Turda, Romania, is a smallish town with larger-than-life tourist attractions. These include a big salt mine, a church where one of Europe’s first edicts on religious freedom was signed, and an over-the-top hotel that capitalizes on clichés about Transylvania, the region where the town is located.
Visiting Turda’s disused salt mine is a bizarre experience. You walk through passages and chambers hewn out of the salt. This is mostly brownish salt, but in places, especially toward the bottom of walls, it erupts into a white bloom. The air is cool and oddly refreshing. In fact, a visit here is sometimes recommended to people with respiratory disorders.
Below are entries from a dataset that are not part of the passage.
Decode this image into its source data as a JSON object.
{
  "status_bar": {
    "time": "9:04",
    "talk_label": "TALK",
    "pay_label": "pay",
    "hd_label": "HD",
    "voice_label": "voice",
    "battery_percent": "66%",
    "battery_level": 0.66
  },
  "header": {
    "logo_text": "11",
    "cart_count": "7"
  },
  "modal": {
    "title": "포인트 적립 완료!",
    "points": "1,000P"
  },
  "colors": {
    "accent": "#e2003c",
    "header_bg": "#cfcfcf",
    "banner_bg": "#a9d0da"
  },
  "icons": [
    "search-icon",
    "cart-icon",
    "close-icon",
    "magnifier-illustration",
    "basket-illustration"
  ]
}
The mine, which stopped operating in 1932, was established in 1690. Some sections are named after Habsburg rulers, as a lot of expansion happened during the 18th century when Transylvania belonged to that empire. In one place, you can see a grooved circle on the floor, where horses drove machinery around to hoist the white gold up to the surface. The mine is open all year, from 9am to 5pm during summer and from 9am to 3pm in the winter. It is a mile north of the town center – you go up Strada Avram Iancu, then fork right onto Strada Salinelor.
Turda’s Roman Catholic church, at the northern end of the town’s main square, Piata Republicii, was the place where, in 1568, Transylvanian legislators signed one of Europe’s very first rulings on freedom of religion. It stated that every priest should interpret the Gospel in whatever way he thought was correct, free from punishment or threats. At the time, Turda and other nearby places were abuzz with a newly formed faith, Unitarianism, which rejects the Trinity and teaches that God is one. But that is just one of a whole patchwork of faiths – including Catholic, Lutheran, Calvinist and Orthodox – that has been a characteristic of Transylvania over the centuries.
For a building that housed such an important event, the church today is quiet. Its spartan interior is frequented by a minority of townsfolk who practice the Catholic faith. Originally constructed between 1498 and 1504, the church has a mostly Gothic exterior, but with a visibly newer, Baroque front facade.
Piata Republicii, which stretches south from here for about half a mile, is a curious sort of town square: more like a long street that swells out into wider areas at two places. The northern of these, where the Catholic church sits, is flanked by pretty 18th-19th century buildings. On its west side are a two-star hotel and restaurant named Potaissa – an old name for the town – and a courthouse with a little squat clock tower.
Further south, but still in the northern half of Piata Republicii, several buildings have gateways leading to inner courtyards. One, on the east side, opens to a bustling marketplace.
At the midpoint of Piata Republicii, a street named Strada Sterca Sulutiu leads eastward to the Hunter Prince and Dracula Castle. Besides being a four-star hotel and restaurant, this is a tourist attraction in its own right: a deliberately over-the-top fantasy version of a medieval hunter’s lodge or vampire’s den. Questions of esthetic taste aside, Hunter Prince is the best eatery in Turda, offering game meats including boar, bear, ram and quail in some imaginative ensembles. Some involve fruit garnishes like apples and raisins.
Toward the south end of Piata Republicii is a little park, the town hall, and two more churches, both better attended than the Catholic one. The Reformed (Calvinist) is the biggest church, and perhaps the most attractive in its austere way. It’s a Gothic edifice, first constructed in about 1400. Its simple, white, pointed spire is almost 200 feet tall. The church is surrounded by nice lawns and rose beds.
The Orthodox church serves ethnic Romanians, the majority of Turda’s 60,000 residents, today. Its exterior glistens with silver domes, and its interior is no less impressive, adorned with colorful paintings and imposing icons. Elegant arches and pillars support upper galleries. It’s all quite new, but done in the age-old style. This is an unusual Orthodox church in that it has a pulpit. It is rarely used because, in Orthodox services, priests stand at the front leading chants rather than stepping up to deliver sermons. Another unusual touch for an Orthodox church is that a choir of male and female singers, led by a conductor, sometimes stands on the gallery at the west end, backing up the congregation in the responses to the priests’ chants.
Turda is 16 miles from the major city of Cluj, and a main road connects them. If you’re not driving, it’s worth knowing that Turda is not on a train line. Trains from Cluj stop at nearby Campia Turzii, and frequent buses run to Turda from a stop near Campia Turzii’s train station.